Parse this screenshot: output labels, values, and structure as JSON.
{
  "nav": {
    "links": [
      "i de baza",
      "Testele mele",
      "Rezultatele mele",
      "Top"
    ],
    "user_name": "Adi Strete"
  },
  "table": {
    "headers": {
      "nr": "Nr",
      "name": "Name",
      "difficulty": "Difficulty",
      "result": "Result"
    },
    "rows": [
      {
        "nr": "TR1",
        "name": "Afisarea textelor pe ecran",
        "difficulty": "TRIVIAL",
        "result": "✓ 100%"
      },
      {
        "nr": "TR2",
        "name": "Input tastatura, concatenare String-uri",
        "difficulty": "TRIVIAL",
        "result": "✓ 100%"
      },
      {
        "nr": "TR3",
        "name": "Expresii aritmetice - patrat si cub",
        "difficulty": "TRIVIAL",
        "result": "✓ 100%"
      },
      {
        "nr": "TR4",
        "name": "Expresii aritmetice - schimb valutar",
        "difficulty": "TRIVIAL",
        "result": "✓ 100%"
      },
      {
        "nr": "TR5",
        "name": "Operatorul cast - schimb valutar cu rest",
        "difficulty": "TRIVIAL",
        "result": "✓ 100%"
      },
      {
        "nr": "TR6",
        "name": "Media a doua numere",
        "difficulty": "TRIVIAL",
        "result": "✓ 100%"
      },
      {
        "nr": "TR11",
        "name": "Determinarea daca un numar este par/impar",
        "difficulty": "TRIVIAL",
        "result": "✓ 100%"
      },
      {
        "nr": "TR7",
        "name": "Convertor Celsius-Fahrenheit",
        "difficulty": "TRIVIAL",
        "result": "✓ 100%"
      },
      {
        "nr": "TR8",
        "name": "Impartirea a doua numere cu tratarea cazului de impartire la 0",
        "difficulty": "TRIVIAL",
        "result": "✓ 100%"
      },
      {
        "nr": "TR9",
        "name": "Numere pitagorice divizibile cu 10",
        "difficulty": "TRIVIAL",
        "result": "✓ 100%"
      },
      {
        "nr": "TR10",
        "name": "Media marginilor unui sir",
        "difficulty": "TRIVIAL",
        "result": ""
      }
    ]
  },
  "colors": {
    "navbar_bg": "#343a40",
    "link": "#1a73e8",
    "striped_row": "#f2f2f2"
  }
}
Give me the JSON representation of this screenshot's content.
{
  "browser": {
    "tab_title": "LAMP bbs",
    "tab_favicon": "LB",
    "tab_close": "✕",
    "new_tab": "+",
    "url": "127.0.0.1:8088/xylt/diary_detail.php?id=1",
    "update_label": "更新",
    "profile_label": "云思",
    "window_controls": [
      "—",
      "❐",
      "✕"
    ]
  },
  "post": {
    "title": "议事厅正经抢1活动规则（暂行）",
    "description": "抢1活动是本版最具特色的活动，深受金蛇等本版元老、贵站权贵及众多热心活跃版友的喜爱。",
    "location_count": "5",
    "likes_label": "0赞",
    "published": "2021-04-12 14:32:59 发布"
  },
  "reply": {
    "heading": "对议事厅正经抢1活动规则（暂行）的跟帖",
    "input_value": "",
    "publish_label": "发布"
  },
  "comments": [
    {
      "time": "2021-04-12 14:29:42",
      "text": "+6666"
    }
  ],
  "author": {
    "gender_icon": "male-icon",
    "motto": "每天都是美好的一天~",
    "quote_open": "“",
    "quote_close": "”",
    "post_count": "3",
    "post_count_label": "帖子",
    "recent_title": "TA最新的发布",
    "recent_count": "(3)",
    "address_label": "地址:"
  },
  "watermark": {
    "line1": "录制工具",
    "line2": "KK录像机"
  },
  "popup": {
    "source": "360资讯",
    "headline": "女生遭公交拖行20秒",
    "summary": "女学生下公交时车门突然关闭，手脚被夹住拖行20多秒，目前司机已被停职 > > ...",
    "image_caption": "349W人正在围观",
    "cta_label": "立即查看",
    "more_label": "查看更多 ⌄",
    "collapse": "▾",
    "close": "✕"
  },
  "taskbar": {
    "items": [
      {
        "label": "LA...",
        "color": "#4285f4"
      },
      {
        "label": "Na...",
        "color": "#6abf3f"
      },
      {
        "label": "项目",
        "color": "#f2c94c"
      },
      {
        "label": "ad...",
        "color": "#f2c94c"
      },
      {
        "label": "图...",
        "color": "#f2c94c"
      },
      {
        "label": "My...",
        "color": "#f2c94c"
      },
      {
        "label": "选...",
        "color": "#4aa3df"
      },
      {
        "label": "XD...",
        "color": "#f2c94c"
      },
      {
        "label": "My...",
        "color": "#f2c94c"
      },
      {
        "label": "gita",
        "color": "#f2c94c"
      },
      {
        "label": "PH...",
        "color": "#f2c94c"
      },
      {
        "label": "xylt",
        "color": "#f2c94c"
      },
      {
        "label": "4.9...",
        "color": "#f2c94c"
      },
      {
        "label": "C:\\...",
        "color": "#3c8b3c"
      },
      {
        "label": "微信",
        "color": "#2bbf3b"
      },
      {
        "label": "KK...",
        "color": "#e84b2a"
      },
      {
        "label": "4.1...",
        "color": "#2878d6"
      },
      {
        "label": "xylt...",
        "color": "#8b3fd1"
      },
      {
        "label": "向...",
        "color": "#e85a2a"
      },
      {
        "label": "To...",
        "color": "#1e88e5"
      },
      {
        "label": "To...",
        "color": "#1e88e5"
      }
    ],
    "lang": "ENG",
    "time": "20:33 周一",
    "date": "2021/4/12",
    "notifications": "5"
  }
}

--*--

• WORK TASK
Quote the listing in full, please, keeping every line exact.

• SOLUTION FOR THIS TASK
Parse this screenshot: output labels, values, and structure as JSON.
{
  "nav": {
    "links": [
      "i de baza",
      "Testele mele",
      "Rezultatele mele",
      "Top"
    ],
    "user_name": "Adi Strete"
  },
  "table": {
    "headers": {
      "nr": "Nr",
      "name": "Name",
      "difficulty": "Difficulty",
      "result": "Result"
    },
    "rows": [
      {
        "nr": "TR1",
        "name": "Afisarea textelor pe ecran",
        "difficulty": "TRIVIAL",
        "result": "✓ 100%"
      },
      {
        "nr": "TR2",
        "name": "Input tastatura, concatenare String-uri",
        "difficulty": "TRIVIAL",
        "result": "✓ 100%"
      },
      {
        "nr": "TR3",
        "name": "Expresii aritmetice - patrat si cub",
        "difficulty": "TRIVIAL",
        "result": "✓ 100%"
      },
      {
        "nr": "TR4",
        "name": "Expresii aritmetice - schimb valutar",
        "difficulty": "TRIVIAL",
        "result": "✓ 100%"
      },
      {
        "nr": "TR5",
        "name": "Operatorul cast - schimb valutar cu rest",
        "difficulty": "TRIVIAL",
        "result": "✓ 100%"
      },
      {
        "nr": "TR6",
        "name": "Media a doua numere",
        "difficulty": "TRIVIAL",
        "result": "✓ 100%"
      },
      {
        "nr": "TR11",
        "name": "Determinarea daca un numar este par/impar",
        "difficulty": "TRIVIAL",
        "result": "✓ 100%"
      },
      {
        "nr": "TR7",
        "name": "Convertor Celsius-Fahrenheit",
        "difficulty": "TRIVIAL",
        "result": "✓ 100%"
      },
      {
        "nr": "TR8",
        "name": "Impartirea a doua numere cu tratarea cazului de impartire la 0",
        "difficulty": "TRIVIAL",
        "result": "✓ 100%"
      },
      {
        "nr": "TR9",
        "name": "Numere pitagorice divizibile cu 10",
        "difficulty": "TRIVIAL",
        "result": "✓ 100%"
      },
      {
        "nr": "TR10",
        "name": "Media marginilor unui sir",
        "difficulty": "TRIVIAL",
        "result": ""
      }
    ]
  },
  "colors": {
    "navbar_bg": "#343a40",
    "link": "#1a73e8",
    "striped_row": "#f2f2f2"
  }
}
Give me the JSON representation of this screenshot's content.
{
  "browser": {
    "tab_title": "LAMP bbs",
    "tab_favicon": "LB",
    "tab_close": "✕",
    "new_tab": "+",
    "url": "127.0.0.1:8088/xylt/diary_detail.php?id=1",
    "update_label": "更新",
    "profile_label": "云思",
    "window_controls": [
      "—",
      "❐",
      "✕"
    ]
  },
  "post": {
    "title": "议事厅正经抢1活动规则（暂行）",
    "description": "抢1活动是本版最具特色的活动，深受金蛇等本版元老、贵站权贵及众多热心活跃版友的喜爱。",
    "location_count": "5",
    "likes_label": "0赞",
    "published": "2021-04-12 14:32:59 发布"
  },
  "reply": {
    "heading": "对议事厅正经抢1活动规则（暂行）的跟帖",
    "input_value": "",
    "publish_label": "发布"
  },
  "comments": [
    {
      "time": "2021-04-12 14:29:42",
      "text": "+6666"
    }
  ],
  "author": {
    "gender_icon": "male-icon",
    "motto": "每天都是美好的一天~",
    "quote_open": "“",
    "quote_close": "”",
    "post_count": "3",
    "post_count_label": "帖子",
    "recent_title": "TA最新的发布",
    "recent_count": "(3)",
    "address_label": "地址:"
  },
  "watermark": {
    "line1": "录制工具",
    "line2": "KK录像机"
  },
  "popup": {
    "source": "360资讯",
    "headline": "女生遭公交拖行20秒",
    "summary": "女学生下公交时车门突然关闭，手脚被夹住拖行20多秒，目前司机已被停职 > > ...",
    "image_caption": "349W人正在围观",
    "cta_label": "立即查看",
    "more_label": "查看更多 ⌄",
    "collapse": "▾",
    "close": "✕"
  },
  "taskbar": {
    "items": [
      {
        "label": "LA...",
        "color": "#4285f4"
      },
      {
        "label": "Na...",
        "color": "#6abf3f"
      },
      {
        "label": "项目",
        "color": "#f2c94c"
      },
      {
        "label": "ad...",
        "color": "#f2c94c"
      },
      {
        "label": "图...",
        "color": "#f2c94c"
      },
      {
        "label": "My...",
        "color": "#f2c94c"
      },
      {
        "label": "选...",
        "color": "#4aa3df"
      },
      {
        "label": "XD...",
        "color": "#f2c94c"
      },
      {
        "label": "My...",
        "color": "#f2c94c"
      },
      {
        "label": "gita",
        "color": "#f2c94c"
      },
      {
        "label": "PH...",
        "color": "#f2c94c"
      },
      {
        "label": "xylt",
        "color": "#f2c94c"
      },
      {
        "label": "4.9...",
        "color": "#f2c94c"
      },
      {
        "label": "C:\\...",
        "color": "#3c8b3c"
      },
      {
        "label": "微信",
        "color": "#2bbf3b"
      },
      {
        "label": "KK...",
        "color": "#e84b2a"
      },
      {
        "label": "4.1...",
        "color": "#2878d6"
      },
      {
        "label": "xylt...",
        "color": "#8b3fd1"
      },
      {
        "label": "向...",
        "color": "#e85a2a"
      },
      {
        "label": "To...",
        "color": "#1e88e5"
      },
      {
        "label": "To...",
        "color": "#1e88e5"
      }
    ],
    "lang": "ENG",
    "time": "20:33 周一",
    "date": "2021/4/12",
    "notifications": "5"
  }
}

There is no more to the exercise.